§ Work item:
Exact copies of all entries are needed. Pictures are to be left out.

§ Records for this exercise:
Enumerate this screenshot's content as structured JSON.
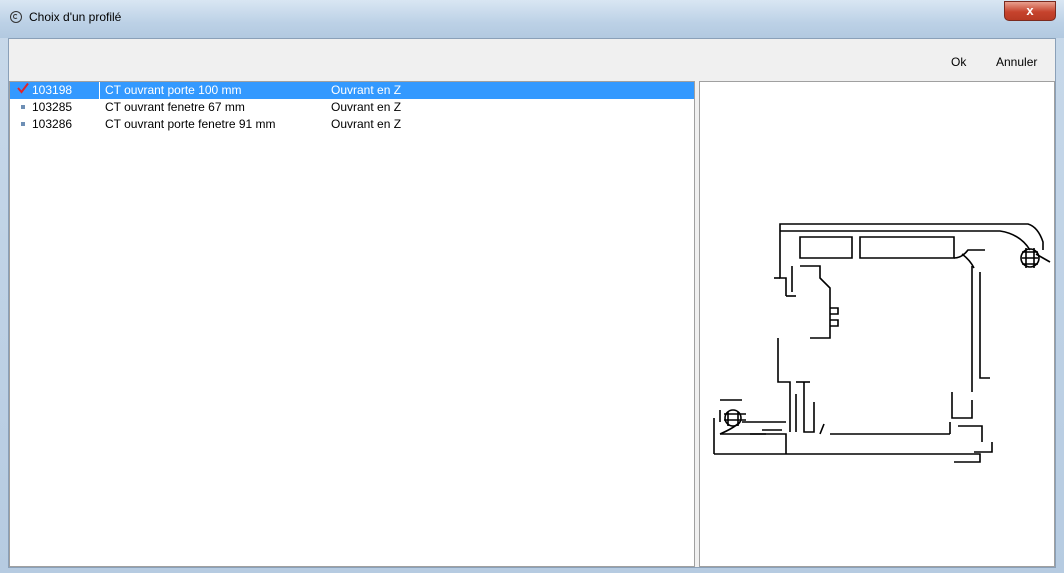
{
  "window": {
    "title": "Choix d'un  profilé",
    "close_label": "x"
  },
  "toolbar": {
    "ok_label": "Ok",
    "cancel_label": "Annuler"
  },
  "profiles": [
    {
      "code": "103198",
      "description": "CT ouvrant porte 100 mm",
      "type": "Ouvrant en Z",
      "selected": true
    },
    {
      "code": "103285",
      "description": "CT ouvrant  fenetre 67 mm",
      "type": "Ouvrant en Z",
      "selected": false
    },
    {
      "code": "103286",
      "description": "CT ouvrant porte fenetre 91 mm",
      "type": "Ouvrant en Z",
      "selected": false
    }
  ],
  "colors": {
    "selection": "#3399ff",
    "check": "#e0242a"
  },
  "preview": {
    "icon": "profile-cross-section-drawing"
  }
}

§ Exercise response:
Enumerate this screenshot's content as structured JSON.
{
  "window": {
    "title": "Choix d'un  profilé",
    "close_label": "x"
  },
  "toolbar": {
    "ok_label": "Ok",
    "cancel_label": "Annuler"
  },
  "profiles": [
    {
      "code": "103198",
      "description": "CT ouvrant porte 100 mm",
      "type": "Ouvrant en Z",
      "selected": true
    },
    {
      "code": "103285",
      "description": "CT ouvrant  fenetre 67 mm",
      "type": "Ouvrant en Z",
      "selected": false
    },
    {
      "code": "103286",
      "description": "CT ouvrant porte fenetre 91 mm",
      "type": "Ouvrant en Z",
      "selected": false
    }
  ],
  "colors": {
    "selection": "#3399ff",
    "check": "#e0242a"
  },
  "preview": {
    "icon": "profile-cross-section-drawing"
  }
}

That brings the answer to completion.